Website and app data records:

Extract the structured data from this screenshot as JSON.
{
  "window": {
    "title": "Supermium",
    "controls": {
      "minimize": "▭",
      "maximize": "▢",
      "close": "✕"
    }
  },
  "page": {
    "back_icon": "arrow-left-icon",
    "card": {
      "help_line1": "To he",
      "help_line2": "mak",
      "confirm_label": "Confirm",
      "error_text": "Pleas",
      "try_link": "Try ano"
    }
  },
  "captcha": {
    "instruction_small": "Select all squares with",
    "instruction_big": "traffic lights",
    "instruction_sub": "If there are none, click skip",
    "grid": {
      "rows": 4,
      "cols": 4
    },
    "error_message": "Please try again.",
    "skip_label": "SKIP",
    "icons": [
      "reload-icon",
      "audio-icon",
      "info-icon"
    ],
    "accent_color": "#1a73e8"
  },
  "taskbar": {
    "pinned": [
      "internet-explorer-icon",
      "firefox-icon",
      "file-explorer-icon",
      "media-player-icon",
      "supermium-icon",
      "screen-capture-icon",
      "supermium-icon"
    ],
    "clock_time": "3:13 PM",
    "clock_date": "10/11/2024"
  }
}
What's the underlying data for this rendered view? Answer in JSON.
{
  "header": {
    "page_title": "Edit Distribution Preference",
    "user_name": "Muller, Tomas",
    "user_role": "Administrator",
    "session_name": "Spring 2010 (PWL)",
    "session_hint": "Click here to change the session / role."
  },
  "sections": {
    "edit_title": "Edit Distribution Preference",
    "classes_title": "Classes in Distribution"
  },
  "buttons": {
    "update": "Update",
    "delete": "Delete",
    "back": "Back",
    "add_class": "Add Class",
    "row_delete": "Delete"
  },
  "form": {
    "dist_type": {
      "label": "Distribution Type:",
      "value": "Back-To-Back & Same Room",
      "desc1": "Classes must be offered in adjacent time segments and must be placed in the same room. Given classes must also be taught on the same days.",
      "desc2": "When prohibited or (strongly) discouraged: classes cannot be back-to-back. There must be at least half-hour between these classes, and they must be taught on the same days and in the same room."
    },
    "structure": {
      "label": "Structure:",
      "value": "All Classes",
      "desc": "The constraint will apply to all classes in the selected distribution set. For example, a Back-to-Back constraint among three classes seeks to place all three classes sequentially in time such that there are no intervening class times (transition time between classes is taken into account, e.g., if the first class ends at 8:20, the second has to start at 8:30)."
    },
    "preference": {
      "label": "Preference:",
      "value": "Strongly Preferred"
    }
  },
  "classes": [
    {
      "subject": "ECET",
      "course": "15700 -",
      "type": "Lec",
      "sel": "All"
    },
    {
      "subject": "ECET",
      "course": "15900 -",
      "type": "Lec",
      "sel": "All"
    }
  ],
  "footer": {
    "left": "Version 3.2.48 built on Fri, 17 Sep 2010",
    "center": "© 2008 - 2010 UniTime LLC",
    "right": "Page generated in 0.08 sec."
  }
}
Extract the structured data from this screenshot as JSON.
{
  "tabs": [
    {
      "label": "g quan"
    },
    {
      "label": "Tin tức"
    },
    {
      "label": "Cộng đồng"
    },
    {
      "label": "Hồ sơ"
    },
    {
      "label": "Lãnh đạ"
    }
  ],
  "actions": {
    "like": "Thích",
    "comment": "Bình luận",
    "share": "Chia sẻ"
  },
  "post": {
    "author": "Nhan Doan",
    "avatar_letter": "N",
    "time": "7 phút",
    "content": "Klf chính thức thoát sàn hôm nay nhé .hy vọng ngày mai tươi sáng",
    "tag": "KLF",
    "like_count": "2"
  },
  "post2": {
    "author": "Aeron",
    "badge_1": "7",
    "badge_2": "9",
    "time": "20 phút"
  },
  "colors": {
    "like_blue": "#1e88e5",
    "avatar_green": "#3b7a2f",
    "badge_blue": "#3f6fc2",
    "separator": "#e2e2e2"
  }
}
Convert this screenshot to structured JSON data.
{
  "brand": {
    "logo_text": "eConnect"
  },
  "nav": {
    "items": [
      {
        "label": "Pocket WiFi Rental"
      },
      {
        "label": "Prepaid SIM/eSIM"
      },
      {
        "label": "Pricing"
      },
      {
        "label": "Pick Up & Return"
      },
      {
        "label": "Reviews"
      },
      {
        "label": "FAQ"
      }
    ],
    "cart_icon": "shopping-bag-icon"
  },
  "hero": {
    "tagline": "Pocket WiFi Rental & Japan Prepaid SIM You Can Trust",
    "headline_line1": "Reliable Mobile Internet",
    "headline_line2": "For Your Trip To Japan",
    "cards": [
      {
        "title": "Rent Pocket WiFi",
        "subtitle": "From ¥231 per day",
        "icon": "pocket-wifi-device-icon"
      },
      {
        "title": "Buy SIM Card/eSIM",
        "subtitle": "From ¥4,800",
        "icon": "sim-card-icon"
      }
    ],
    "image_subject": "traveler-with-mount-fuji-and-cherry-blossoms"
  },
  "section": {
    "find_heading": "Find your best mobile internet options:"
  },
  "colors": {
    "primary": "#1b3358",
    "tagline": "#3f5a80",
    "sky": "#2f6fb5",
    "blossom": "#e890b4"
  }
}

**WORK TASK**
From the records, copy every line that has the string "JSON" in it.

**SOLUTION TO THE EXERCISE**
Extract the structured data from this screenshot as JSON.
What's the underlying data for this rendered view? Answer in JSON.
Extract the structured data from this screenshot as JSON.
Convert this screenshot to structured JSON data.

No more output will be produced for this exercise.